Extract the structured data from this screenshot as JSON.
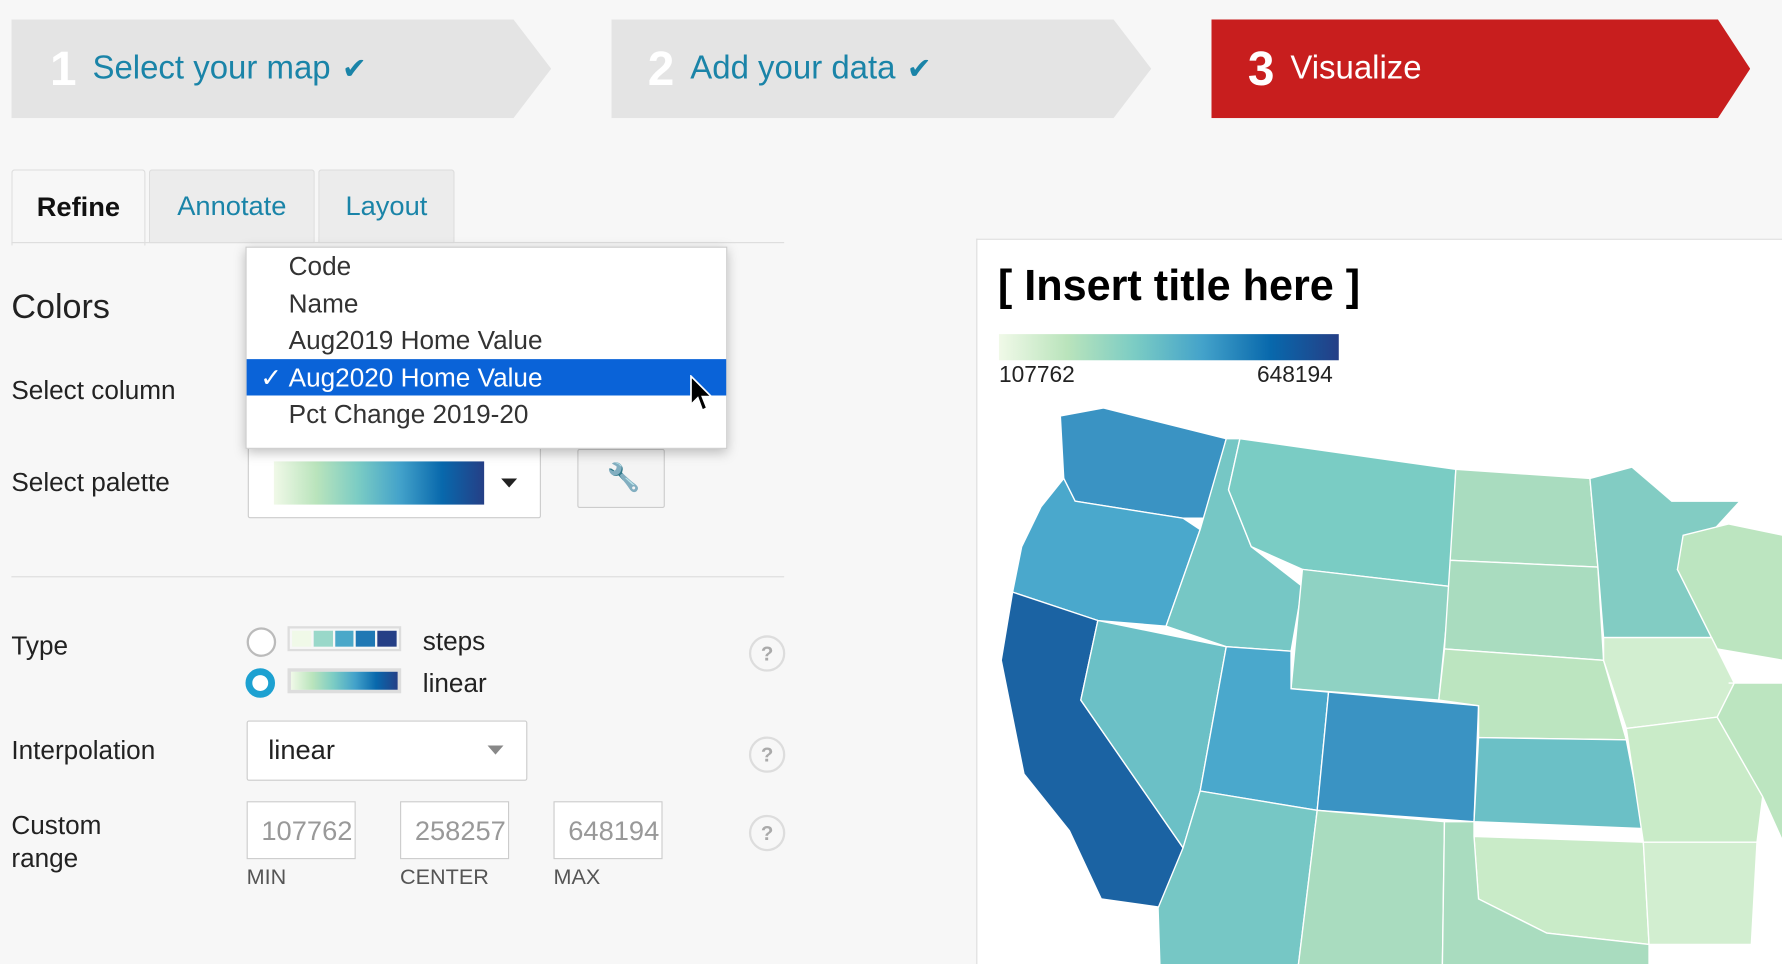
{
  "steps": [
    {
      "num": "1",
      "label": "Select your map",
      "done": true
    },
    {
      "num": "2",
      "label": "Add your data",
      "done": true
    },
    {
      "num": "3",
      "label": "Visualize",
      "done": false
    }
  ],
  "tabs": [
    "Refine",
    "Annotate",
    "Layout"
  ],
  "colors_heading": "Colors",
  "select_column_label": "Select column",
  "column_options": [
    "Code",
    "Name",
    "Aug2019 Home Value",
    "Aug2020 Home Value",
    "Pct Change 2019-20"
  ],
  "selected_column": "Aug2020 Home Value",
  "select_palette_label": "Select palette",
  "type_label": "Type",
  "type_options": [
    "steps",
    "linear"
  ],
  "type_selected": "linear",
  "interpolation_label": "Interpolation",
  "interpolation_value": "linear",
  "custom_range_label": "Custom range",
  "range": {
    "min": "107762",
    "center": "258257",
    "max": "648194",
    "min_label": "MIN",
    "center_label": "CENTER",
    "max_label": "MAX"
  },
  "map": {
    "title": "[ Insert title here ]",
    "legend_min": "107762",
    "legend_max": "648194"
  },
  "palette_colors": [
    "#f0f9e8",
    "#bae4bc",
    "#7bccc4",
    "#43a2ca",
    "#0868ac",
    "#253f86"
  ]
}
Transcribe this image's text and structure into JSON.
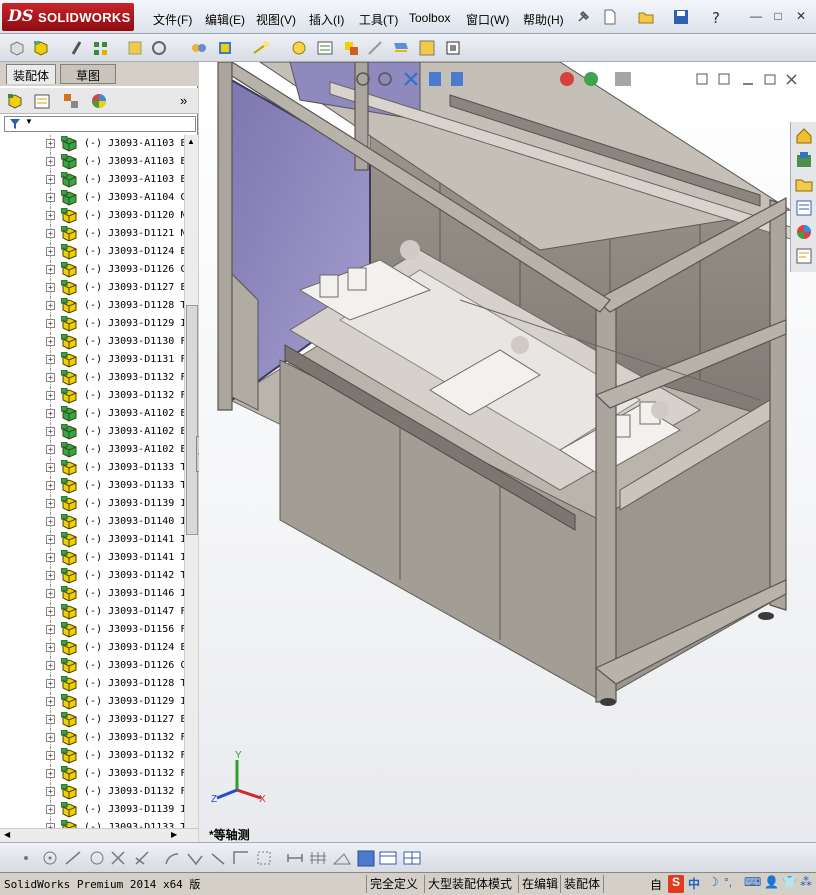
{
  "app": {
    "logo_ds": "DS",
    "logo_name": "SOLIDWORKS"
  },
  "menu": [
    "文件(F)",
    "编辑(E)",
    "视图(V)",
    "插入(I)",
    "工具(T)",
    "Toolbox",
    "窗口(W)",
    "帮助(H)"
  ],
  "window_controls": [
    "—",
    "□",
    "✕"
  ],
  "panel_tabs": [
    "装配体",
    "草图"
  ],
  "panel_expand": "»",
  "tree": {
    "rows": [
      "(-) J3093-A1103 E",
      "(-) J3093-A1103 E",
      "(-) J3093-A1103 E",
      "(-) J3093-A1104 C",
      "(-) J3093-D1120 N",
      "(-) J3093-D1121 N",
      "(-) J3093-D1124 E",
      "(-) J3093-D1126 C",
      "(-) J3093-D1127 E",
      "(-) J3093-D1128 T",
      "(-) J3093-D1129 I",
      "(-) J3093-D1130 F",
      "(-) J3093-D1131 F",
      "(-) J3093-D1132 F",
      "(-) J3093-D1132 F",
      "(-) J3093-A1102 E",
      "(-) J3093-A1102 E",
      "(-) J3093-A1102 E",
      "(-) J3093-D1133 T",
      "(-) J3093-D1133 T",
      "(-) J3093-D1139 I",
      "(-) J3093-D1140 I",
      "(-) J3093-D1141 I",
      "(-) J3093-D1141 I",
      "(-) J3093-D1142 T",
      "(-) J3093-D1146 I",
      "(-) J3093-D1147 F",
      "(-) J3093-D1156 F",
      "(-) J3093-D1124 E",
      "(-) J3093-D1126 C",
      "(-) J3093-D1128 T",
      "(-) J3093-D1129 I",
      "(-) J3093-D1127 E",
      "(-) J3093-D1132 F",
      "(-) J3093-D1132 F",
      "(-) J3093-D1132 F",
      "(-) J3093-D1132 F",
      "(-) J3093-D1139 I",
      "(-) J3093-D1133 T"
    ],
    "green_rows": [
      0,
      1,
      2,
      3,
      15,
      16,
      17
    ]
  },
  "viewport": {
    "view_label": "*等轴测",
    "triad": {
      "x": "X",
      "y": "Y",
      "z": "Z"
    }
  },
  "status": {
    "product": "SolidWorks Premium 2014 x64 版",
    "cells": [
      "完全定义",
      "大型装配体模式",
      "在编辑",
      "装配体"
    ],
    "ime": [
      "自",
      "S",
      "中",
      "☽",
      "°,",
      "⌨",
      "👤",
      "👕",
      "⁂"
    ]
  },
  "colors": {
    "brand_red": "#b3161c",
    "frame": "#a7a29a",
    "frame_dark": "#6f6a64",
    "panel_glass": "#8e86b8",
    "cube_yellow": "#f0d000",
    "cube_green": "#2fa84f"
  }
}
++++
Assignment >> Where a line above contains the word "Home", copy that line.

Solution to this task >>
    "Aug2019 Home Value",
    "Aug2020 Home Value",
  "selected_column": "Aug2020 Home Value",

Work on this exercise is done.